**TASK STATEMENT**
Could you write out every record below exactly, leaving out any pictures?

**EXTRACTED INFORMATION**
──────
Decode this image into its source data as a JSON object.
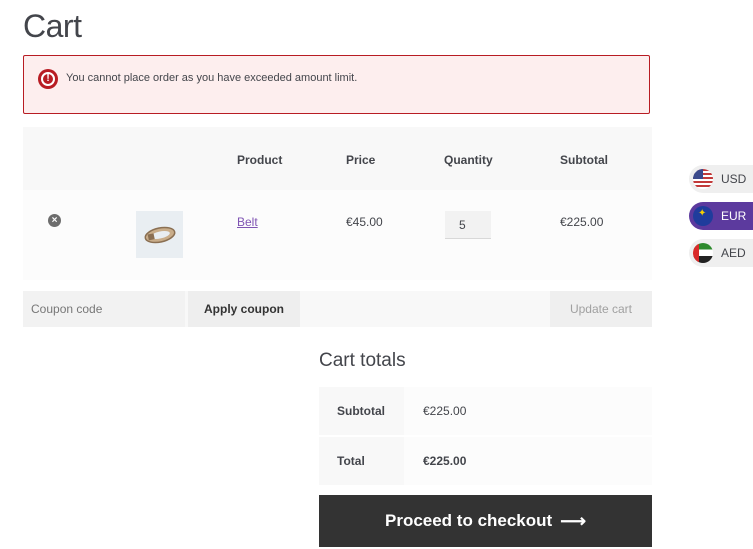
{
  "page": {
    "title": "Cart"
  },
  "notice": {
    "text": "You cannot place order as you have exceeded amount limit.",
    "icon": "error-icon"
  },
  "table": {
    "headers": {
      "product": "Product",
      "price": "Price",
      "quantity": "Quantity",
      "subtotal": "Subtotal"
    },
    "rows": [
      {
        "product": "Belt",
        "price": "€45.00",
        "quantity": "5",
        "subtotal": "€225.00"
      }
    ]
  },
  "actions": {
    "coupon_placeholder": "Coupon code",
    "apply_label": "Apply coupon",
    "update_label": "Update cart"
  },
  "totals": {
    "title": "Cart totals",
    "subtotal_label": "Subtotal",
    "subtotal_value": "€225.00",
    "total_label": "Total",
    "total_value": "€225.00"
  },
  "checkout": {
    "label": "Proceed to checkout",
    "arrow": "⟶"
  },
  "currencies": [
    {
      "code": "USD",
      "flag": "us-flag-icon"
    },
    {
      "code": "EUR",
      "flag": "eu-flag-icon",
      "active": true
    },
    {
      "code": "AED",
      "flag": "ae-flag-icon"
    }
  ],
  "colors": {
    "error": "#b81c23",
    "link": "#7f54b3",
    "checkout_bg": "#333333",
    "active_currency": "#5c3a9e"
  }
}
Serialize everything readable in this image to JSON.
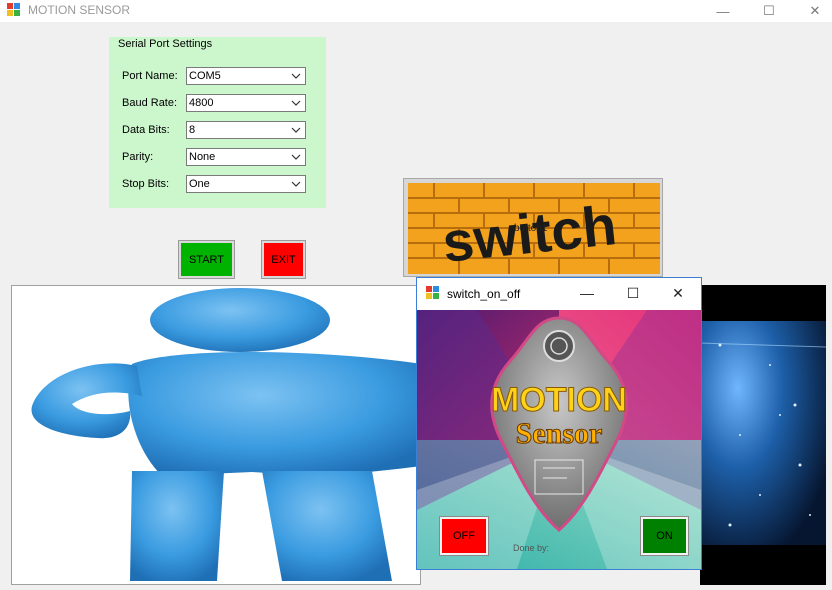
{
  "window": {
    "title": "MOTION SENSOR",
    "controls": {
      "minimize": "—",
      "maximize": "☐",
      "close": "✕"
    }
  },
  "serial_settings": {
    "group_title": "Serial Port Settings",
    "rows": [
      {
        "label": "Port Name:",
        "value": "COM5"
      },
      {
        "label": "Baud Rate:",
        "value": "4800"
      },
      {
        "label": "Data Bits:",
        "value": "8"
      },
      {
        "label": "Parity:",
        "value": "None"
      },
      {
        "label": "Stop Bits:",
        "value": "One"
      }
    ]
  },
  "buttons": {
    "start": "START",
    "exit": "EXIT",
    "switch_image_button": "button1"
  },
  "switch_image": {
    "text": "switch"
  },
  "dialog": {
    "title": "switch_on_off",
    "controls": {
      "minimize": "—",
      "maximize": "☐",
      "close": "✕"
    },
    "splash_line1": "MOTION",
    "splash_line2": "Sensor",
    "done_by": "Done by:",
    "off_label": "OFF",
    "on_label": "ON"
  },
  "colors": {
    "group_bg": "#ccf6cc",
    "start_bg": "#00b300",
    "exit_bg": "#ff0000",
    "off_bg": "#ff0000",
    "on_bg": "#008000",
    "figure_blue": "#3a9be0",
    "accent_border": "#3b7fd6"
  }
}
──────
**YOUR RESPONSE**
Decode this image into its source data as a JSON object.
{
  "page": {
    "title": "Cart"
  },
  "notice": {
    "text": "You cannot place order as you have exceeded amount limit.",
    "icon": "error-icon"
  },
  "table": {
    "headers": {
      "product": "Product",
      "price": "Price",
      "quantity": "Quantity",
      "subtotal": "Subtotal"
    },
    "rows": [
      {
        "product": "Belt",
        "price": "€45.00",
        "quantity": "5",
        "subtotal": "€225.00"
      }
    ]
  },
  "actions": {
    "coupon_placeholder": "Coupon code",
    "apply_label": "Apply coupon",
    "update_label": "Update cart"
  },
  "totals": {
    "title": "Cart totals",
    "subtotal_label": "Subtotal",
    "subtotal_value": "€225.00",
    "total_label": "Total",
    "total_value": "€225.00"
  },
  "checkout": {
    "label": "Proceed to checkout",
    "arrow": "⟶"
  },
  "currencies": [
    {
      "code": "USD",
      "flag": "us-flag-icon"
    },
    {
      "code": "EUR",
      "flag": "eu-flag-icon",
      "active": true
    },
    {
      "code": "AED",
      "flag": "ae-flag-icon"
    }
  ],
  "colors": {
    "error": "#b81c23",
    "link": "#7f54b3",
    "checkout_bg": "#333333",
    "active_currency": "#5c3a9e"
  }
}
Serialize everything readable in this image to JSON.
{
  "window": {
    "title": "MOTION SENSOR",
    "controls": {
      "minimize": "—",
      "maximize": "☐",
      "close": "✕"
    }
  },
  "serial_settings": {
    "group_title": "Serial Port Settings",
    "rows": [
      {
        "label": "Port Name:",
        "value": "COM5"
      },
      {
        "label": "Baud Rate:",
        "value": "4800"
      },
      {
        "label": "Data Bits:",
        "value": "8"
      },
      {
        "label": "Parity:",
        "value": "None"
      },
      {
        "label": "Stop Bits:",
        "value": "One"
      }
    ]
  },
  "buttons": {
    "start": "START",
    "exit": "EXIT",
    "switch_image_button": "button1"
  },
  "switch_image": {
    "text": "switch"
  },
  "dialog": {
    "title": "switch_on_off",
    "controls": {
      "minimize": "—",
      "maximize": "☐",
      "close": "✕"
    },
    "splash_line1": "MOTION",
    "splash_line2": "Sensor",
    "done_by": "Done by:",
    "off_label": "OFF",
    "on_label": "ON"
  },
  "colors": {
    "group_bg": "#ccf6cc",
    "start_bg": "#00b300",
    "exit_bg": "#ff0000",
    "off_bg": "#ff0000",
    "on_bg": "#008000",
    "figure_blue": "#3a9be0",
    "accent_border": "#3b7fd6"
  }
}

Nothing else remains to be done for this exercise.